▶ _INSTRUCTIONS TO FOLLOW_
Find the line with "Extract the structured". Repeat it and each line after it, exactly, down to the end of the records below.

▶ _SOURCE INFORMATION_
────────────────────
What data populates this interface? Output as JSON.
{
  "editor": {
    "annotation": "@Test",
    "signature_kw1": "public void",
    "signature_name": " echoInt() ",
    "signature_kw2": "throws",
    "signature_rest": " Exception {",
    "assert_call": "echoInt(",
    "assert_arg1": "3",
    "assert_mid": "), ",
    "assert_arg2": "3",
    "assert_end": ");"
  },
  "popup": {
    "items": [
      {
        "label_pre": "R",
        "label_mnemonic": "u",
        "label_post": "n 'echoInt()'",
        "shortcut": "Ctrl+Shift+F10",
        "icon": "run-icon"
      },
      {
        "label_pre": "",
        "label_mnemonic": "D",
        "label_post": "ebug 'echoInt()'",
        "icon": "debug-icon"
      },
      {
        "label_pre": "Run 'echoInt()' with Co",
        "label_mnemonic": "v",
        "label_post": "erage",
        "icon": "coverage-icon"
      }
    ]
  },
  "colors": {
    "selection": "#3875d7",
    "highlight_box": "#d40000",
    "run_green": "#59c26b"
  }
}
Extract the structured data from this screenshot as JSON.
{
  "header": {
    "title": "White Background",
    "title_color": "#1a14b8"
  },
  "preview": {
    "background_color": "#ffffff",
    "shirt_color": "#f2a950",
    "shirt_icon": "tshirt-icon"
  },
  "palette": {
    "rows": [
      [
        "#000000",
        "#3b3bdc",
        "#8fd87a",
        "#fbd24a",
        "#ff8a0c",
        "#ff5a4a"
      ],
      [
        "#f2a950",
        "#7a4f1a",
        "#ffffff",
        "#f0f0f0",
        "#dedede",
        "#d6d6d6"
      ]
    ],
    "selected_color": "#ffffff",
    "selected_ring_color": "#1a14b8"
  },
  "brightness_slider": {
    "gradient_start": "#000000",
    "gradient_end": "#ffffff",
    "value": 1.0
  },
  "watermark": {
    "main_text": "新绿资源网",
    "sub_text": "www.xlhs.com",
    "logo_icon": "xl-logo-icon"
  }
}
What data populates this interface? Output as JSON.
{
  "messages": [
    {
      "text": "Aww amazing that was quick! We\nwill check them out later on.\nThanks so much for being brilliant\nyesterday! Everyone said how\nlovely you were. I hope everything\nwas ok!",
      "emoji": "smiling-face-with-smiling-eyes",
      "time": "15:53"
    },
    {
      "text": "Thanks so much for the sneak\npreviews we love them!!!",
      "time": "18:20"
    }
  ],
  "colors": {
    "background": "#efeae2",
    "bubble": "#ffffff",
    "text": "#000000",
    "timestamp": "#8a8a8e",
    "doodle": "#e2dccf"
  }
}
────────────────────
▶ _ANSWER AREA_
Extract the structured data from this screenshot as JSON.
{
  "header": {
    "title": "White Background",
    "title_color": "#1a14b8"
  },
  "preview": {
    "background_color": "#ffffff",
    "shirt_color": "#f2a950",
    "shirt_icon": "tshirt-icon"
  },
  "palette": {
    "rows": [
      [
        "#000000",
        "#3b3bdc",
        "#8fd87a",
        "#fbd24a",
        "#ff8a0c",
        "#ff5a4a"
      ],
      [
        "#f2a950",
        "#7a4f1a",
        "#ffffff",
        "#f0f0f0",
        "#dedede",
        "#d6d6d6"
      ]
    ],
    "selected_color": "#ffffff",
    "selected_ring_color": "#1a14b8"
  },
  "brightness_slider": {
    "gradient_start": "#000000",
    "gradient_end": "#ffffff",
    "value": 1.0
  },
  "watermark": {
    "main_text": "新绿资源网",
    "sub_text": "www.xlhs.com",
    "logo_icon": "xl-logo-icon"
  }
}
What data populates this interface? Output as JSON.
{
  "messages": [
    {
      "text": "Aww amazing that was quick! We\nwill check them out later on.\nThanks so much for being brilliant\nyesterday! Everyone said how\nlovely you were. I hope everything\nwas ok!",
      "emoji": "smiling-face-with-smiling-eyes",
      "time": "15:53"
    },
    {
      "text": "Thanks so much for the sneak\npreviews we love them!!!",
      "time": "18:20"
    }
  ],
  "colors": {
    "background": "#efeae2",
    "bubble": "#ffffff",
    "text": "#000000",
    "timestamp": "#8a8a8e",
    "doodle": "#e2dccf"
  }
}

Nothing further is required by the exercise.